Now that it’s been several years, it looks like the band has made it through their troubled times (a song title on this new record). Yes, Revolution Radio is another political album, though this year who can really blame them. The difference between this one, and the band’s past few records, is that it feels sincere. Whereas 21st Century Breakdown was a bit overwrought, and the trilogy felt forced and hollow, Revolution Radio actually provides the sense that the band is doing just what they want, how they want to. It results in easily their best record since American Idiot over a decade ago.
Revolution Radio abandons the sounds of grandiose scope of rock operas, and candy-coated pop in favor of a more straightforward rock record. It’s pretty often loud, fast, and catchy, with a rough mixing that more often works than it hinders. Songs like “Bang Bang” which is from the perspective of a mass shooter, and the title track are engaging, virulent punk tracks, reminiscent of their classic ‘90s material. The band hasn’t lost its penchant for ballads either, with the opener “Somewhere Now” sounding like it could have been off of American Idiot, while the heartfelt “Still Breathing” treads new territory. Other tracks range from playfully catchy, like “Bouncing off the Walls,” and “Youngblood,” to angrily dark like “Say Goodbye”. Sure, a lot of the lyrics can be pretty cheesy, but the music sounds good. It has an engaging sincerity too it. The album ultimately feels like a cohesive greatest hits of sounds from throughout their career, while simultaneously treading a little new ground, and providing a relevant examination of modern violence.
Green Day has become the band it’s fun to hate, but I don’t think it’s really warranted. The band has an impressive ability to bounce back, recoup losses, and reestablish themselves.
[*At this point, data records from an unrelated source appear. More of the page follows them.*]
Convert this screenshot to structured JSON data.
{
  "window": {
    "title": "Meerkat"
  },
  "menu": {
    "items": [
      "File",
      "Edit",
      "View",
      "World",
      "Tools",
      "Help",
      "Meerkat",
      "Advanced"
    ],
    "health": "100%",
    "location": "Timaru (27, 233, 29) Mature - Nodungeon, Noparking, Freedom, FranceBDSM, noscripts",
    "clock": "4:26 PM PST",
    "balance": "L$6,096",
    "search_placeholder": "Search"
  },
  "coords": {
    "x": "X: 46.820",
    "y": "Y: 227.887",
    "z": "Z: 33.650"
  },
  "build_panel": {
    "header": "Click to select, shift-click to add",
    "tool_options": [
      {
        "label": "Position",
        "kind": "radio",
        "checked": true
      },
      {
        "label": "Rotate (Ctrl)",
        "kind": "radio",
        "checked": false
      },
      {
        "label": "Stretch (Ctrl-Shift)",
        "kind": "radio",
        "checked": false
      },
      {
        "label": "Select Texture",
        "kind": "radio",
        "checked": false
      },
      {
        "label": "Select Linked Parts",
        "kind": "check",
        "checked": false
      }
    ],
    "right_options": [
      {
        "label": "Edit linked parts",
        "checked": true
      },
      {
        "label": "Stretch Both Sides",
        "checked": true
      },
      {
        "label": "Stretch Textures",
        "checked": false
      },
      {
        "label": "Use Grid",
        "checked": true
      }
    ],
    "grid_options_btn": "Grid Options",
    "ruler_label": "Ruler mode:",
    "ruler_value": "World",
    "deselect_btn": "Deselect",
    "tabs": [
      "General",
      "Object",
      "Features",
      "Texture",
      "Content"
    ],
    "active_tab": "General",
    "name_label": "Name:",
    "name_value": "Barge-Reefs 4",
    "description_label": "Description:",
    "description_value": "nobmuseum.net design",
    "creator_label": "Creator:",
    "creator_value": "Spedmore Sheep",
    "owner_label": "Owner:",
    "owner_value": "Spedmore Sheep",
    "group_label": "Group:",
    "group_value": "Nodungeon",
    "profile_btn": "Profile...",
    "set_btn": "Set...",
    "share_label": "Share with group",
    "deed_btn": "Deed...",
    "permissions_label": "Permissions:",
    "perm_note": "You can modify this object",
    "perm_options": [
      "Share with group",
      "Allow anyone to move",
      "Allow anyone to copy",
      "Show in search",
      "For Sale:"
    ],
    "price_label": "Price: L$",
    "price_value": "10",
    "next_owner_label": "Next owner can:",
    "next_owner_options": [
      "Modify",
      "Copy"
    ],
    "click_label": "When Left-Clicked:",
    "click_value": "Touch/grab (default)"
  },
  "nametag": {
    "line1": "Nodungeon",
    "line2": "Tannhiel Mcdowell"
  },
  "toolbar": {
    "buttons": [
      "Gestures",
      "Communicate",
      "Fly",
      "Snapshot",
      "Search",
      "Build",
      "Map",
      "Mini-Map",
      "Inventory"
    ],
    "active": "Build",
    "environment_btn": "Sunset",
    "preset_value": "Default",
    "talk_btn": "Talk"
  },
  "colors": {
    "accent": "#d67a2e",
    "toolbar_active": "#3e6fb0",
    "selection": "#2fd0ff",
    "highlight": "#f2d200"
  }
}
I don’t expect Revolutionary Radio to match their previous heights, but managing to create good, enjoyable, and relevant music this deep into a prolific career is an accomplishment all its own.